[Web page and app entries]
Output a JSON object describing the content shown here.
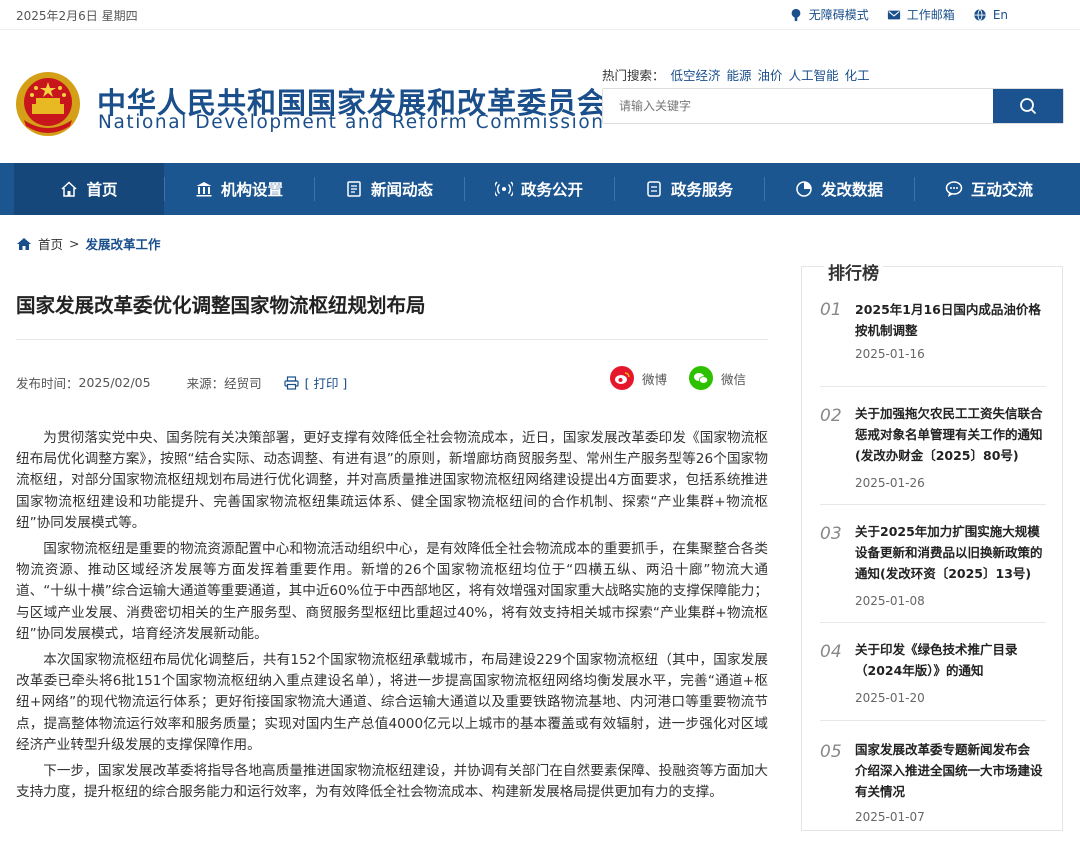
{
  "topbar": {
    "date": "2025年2月6日 星期四",
    "links": [
      {
        "label": "无障碍模式",
        "icon": "accessibility-icon"
      },
      {
        "label": "工作邮箱",
        "icon": "mail-icon"
      },
      {
        "label": "En",
        "icon": "globe-icon"
      }
    ]
  },
  "header": {
    "title_zh": "中华人民共和国国家发展和改革委员会",
    "title_en": "National Development and Reform Commission",
    "hot_label": "热门搜索：",
    "hot_keywords": [
      "低空经济",
      "能源",
      "油价",
      "人工智能",
      "化工"
    ],
    "search_placeholder": "请输入关键字"
  },
  "nav": [
    {
      "label": "首页",
      "icon": "home-icon"
    },
    {
      "label": "机构设置",
      "icon": "building-icon"
    },
    {
      "label": "新闻动态",
      "icon": "news-icon"
    },
    {
      "label": "政务公开",
      "icon": "broadcast-icon"
    },
    {
      "label": "政务服务",
      "icon": "document-icon"
    },
    {
      "label": "发改数据",
      "icon": "pie-chart-icon"
    },
    {
      "label": "互动交流",
      "icon": "chat-icon"
    }
  ],
  "breadcrumb": {
    "home": "首页",
    "sep": ">",
    "current": "发展改革工作"
  },
  "article": {
    "title": "国家发展改革委优化调整国家物流枢纽规划布局",
    "publish_label": "发布时间：",
    "publish_date": "2025/02/05",
    "source_label": "来源：",
    "source": "经贸司",
    "print_label": "[ 打印 ]",
    "share_weibo": "微博",
    "share_wechat": "微信",
    "paragraphs": [
      "为贯彻落实党中央、国务院有关决策部署，更好支撑有效降低全社会物流成本，近日，国家发展改革委印发《国家物流枢纽布局优化调整方案》，按照“结合实际、动态调整、有进有退”的原则，新增廊坊商贸服务型、常州生产服务型等26个国家物流枢纽，对部分国家物流枢纽规划布局进行优化调整，并对高质量推进国家物流枢纽网络建设提出4方面要求，包括系统推进国家物流枢纽建设和功能提升、完善国家物流枢纽集疏运体系、健全国家物流枢纽间的合作机制、探索“产业集群+物流枢纽”协同发展模式等。",
      "国家物流枢纽是重要的物流资源配置中心和物流活动组织中心，是有效降低全社会物流成本的重要抓手，在集聚整合各类物流资源、推动区域经济发展等方面发挥着重要作用。新增的26个国家物流枢纽均位于“四横五纵、两沿十廊”物流大通道、“十纵十横”综合运输大通道等重要通道，其中近60%位于中西部地区，将有效增强对国家重大战略实施的支撑保障能力；与区域产业发展、消费密切相关的生产服务型、商贸服务型枢纽比重超过40%，将有效支持相关城市探索“产业集群+物流枢纽”协同发展模式，培育经济发展新动能。",
      "本次国家物流枢纽布局优化调整后，共有152个国家物流枢纽承载城市，布局建设229个国家物流枢纽（其中，国家发展改革委已牵头将6批151个国家物流枢纽纳入重点建设名单），将进一步提高国家物流枢纽网络均衡发展水平，完善“通道+枢纽+网络”的现代物流运行体系；更好衔接国家物流大通道、综合运输大通道以及重要铁路物流基地、内河港口等重要物流节点，提高整体物流运行效率和服务质量；实现对国内生产总值4000亿元以上城市的基本覆盖或有效辐射，进一步强化对区域经济产业转型升级发展的支撑保障作用。",
      "下一步，国家发展改革委将指导各地高质量推进国家物流枢纽建设，并协调有关部门在自然要素保障、投融资等方面加大支持力度，提升枢纽的综合服务能力和运行效率，为有效降低全社会物流成本、构建新发展格局提供更加有力的支撑。"
    ]
  },
  "ranking": {
    "title": "排行榜",
    "items": [
      {
        "num": "01",
        "title": "2025年1月16日国内成品油价格按机制调整",
        "date": "2025-01-16"
      },
      {
        "num": "02",
        "title": "关于加强拖欠农民工工资失信联合惩戒对象名单管理有关工作的通知(发改办财金〔2025〕80号)",
        "date": "2025-01-26"
      },
      {
        "num": "03",
        "title": "关于2025年加力扩围实施大规模设备更新和消费品以旧换新政策的通知(发改环资〔2025〕13号)",
        "date": "2025-01-08"
      },
      {
        "num": "04",
        "title": "关于印发《绿色技术推广目录（2024年版）》的通知",
        "date": "2025-01-20"
      },
      {
        "num": "05",
        "title": "国家发展改革委专题新闻发布会 介绍深入推进全国统一大市场建设有关情况",
        "date": "2025-01-07"
      }
    ]
  },
  "colors": {
    "brand_blue": "#1c5690",
    "nav_active": "#15477a",
    "weibo_red": "#e6162d",
    "wechat_green": "#2dc100"
  }
}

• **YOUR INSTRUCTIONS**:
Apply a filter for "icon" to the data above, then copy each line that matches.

• **COMPLETED EXERCISE**:
        "icon": "accessibility-icon"
        "icon": "mail-icon"
        "icon": "globe-icon"
      "icon": "home-icon"
      "icon": "building-icon"
      "icon": "news-icon"
      "icon": "broadcast-icon"
      "icon": "document-icon"
      "icon": "pie-chart-icon"
      "icon": "chat-icon"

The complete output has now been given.